With police manning checkpoints to enforce a blockade, Prime Minister Giuseppe Conte has said that residents could face weeks of lockdown.
The disease -- officially known as COVID-19 -- spread to new countries including Afghanistan, Bahrain, Iraq, Kuwait and Oman.
At least 12 people have died in Iran, the highest toll outside China.
But there were concerns the situation might be worse than officially acknowledged. The semi-official ILNA news agency quoted one local lawmaker in hard-hit Qom -- a religious centre -- who said 50 people had died there.
The Iranian government denied the report, and pledged transparency.
Even so, authorities have only reported 64 infections in Iran, an unusually small number that would mean an extremely high mortality rate.
Michael Ryan, head of WHO's health emergencies programme, said a team from the UN agency would be arriving in Iran on Tuesday.
But he cautioned against drawing any conclusions about the mortality rate.
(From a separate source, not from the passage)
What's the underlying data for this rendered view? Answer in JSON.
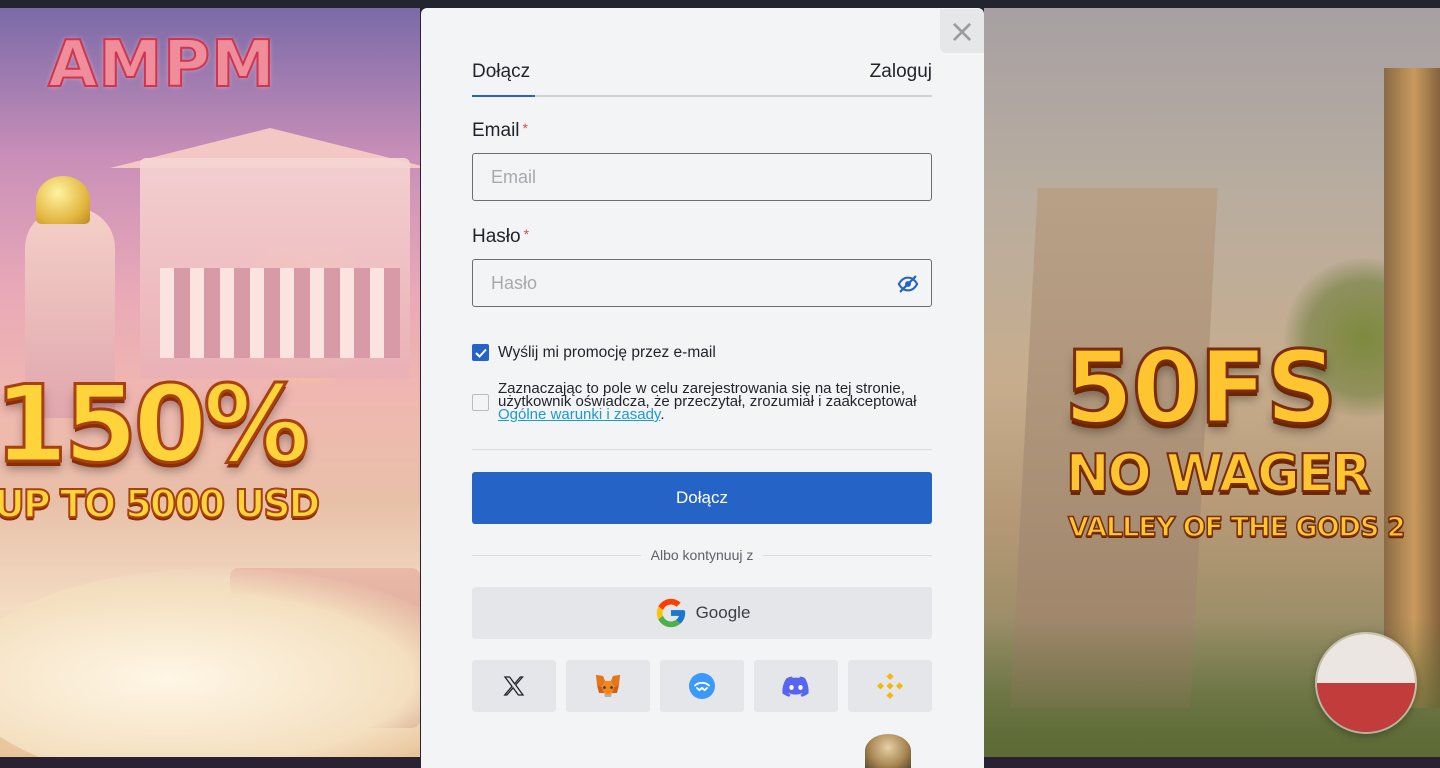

Iran "may only be detecting severe cases" because the epidemic was still at an early stage, he said.
Several countries have taken measures to prevent arrivals from Iran.
In China, 508 new cases were reported, with all but nine at the epicentre in central Hubei province. Although that was up from 409 on Monday it was much lower than new infections being reported just a week ago.
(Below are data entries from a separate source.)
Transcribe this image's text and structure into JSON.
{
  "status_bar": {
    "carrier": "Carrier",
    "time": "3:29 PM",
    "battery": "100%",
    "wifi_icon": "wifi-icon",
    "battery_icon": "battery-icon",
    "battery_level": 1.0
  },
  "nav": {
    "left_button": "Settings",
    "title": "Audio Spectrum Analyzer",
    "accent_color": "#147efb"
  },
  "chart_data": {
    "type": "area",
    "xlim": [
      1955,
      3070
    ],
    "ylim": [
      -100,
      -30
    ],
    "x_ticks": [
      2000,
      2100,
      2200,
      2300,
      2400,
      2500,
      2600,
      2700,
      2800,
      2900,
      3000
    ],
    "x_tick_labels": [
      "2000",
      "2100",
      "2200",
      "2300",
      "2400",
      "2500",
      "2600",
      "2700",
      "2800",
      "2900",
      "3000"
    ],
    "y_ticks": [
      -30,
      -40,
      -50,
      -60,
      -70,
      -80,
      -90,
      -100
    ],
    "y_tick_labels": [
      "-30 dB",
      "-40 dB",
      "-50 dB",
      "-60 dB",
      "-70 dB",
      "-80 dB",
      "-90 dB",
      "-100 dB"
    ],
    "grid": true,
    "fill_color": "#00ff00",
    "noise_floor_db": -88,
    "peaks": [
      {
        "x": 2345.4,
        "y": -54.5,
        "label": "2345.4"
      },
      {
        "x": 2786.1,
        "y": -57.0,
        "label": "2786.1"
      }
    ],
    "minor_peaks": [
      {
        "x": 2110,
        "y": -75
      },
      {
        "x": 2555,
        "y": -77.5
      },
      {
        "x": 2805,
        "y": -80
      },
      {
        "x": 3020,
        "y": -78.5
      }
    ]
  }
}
China's death toll reached 2,663 on Tuesday, after 71 more people died.
WHO's Tedros said the epidemic peaked in China between January 23 and February 2.
China has placed some 56 million in Hubei and its capital under quarantine since late last month, while other regions have enacted some forms of travel curbs and measures to keep millions more people indoors.
Bruce Aylward, leader of a WHO mission of international experts, said late Monday it was time for China to start lifting some of the restrictions.
"Obviously they want to get society back to a more normal semblance of what probably is the new normal, because this virus may be around ... for months," Aylward said.
Reflecting the disquiet, global markets plunged on Monday, with Wall Street off 3.6 per cent.
Bargain buying helped some Asian markets into the green on Tuesday, but disquiet remained, with Tokyo dropping 3.0 per cent by lunchtime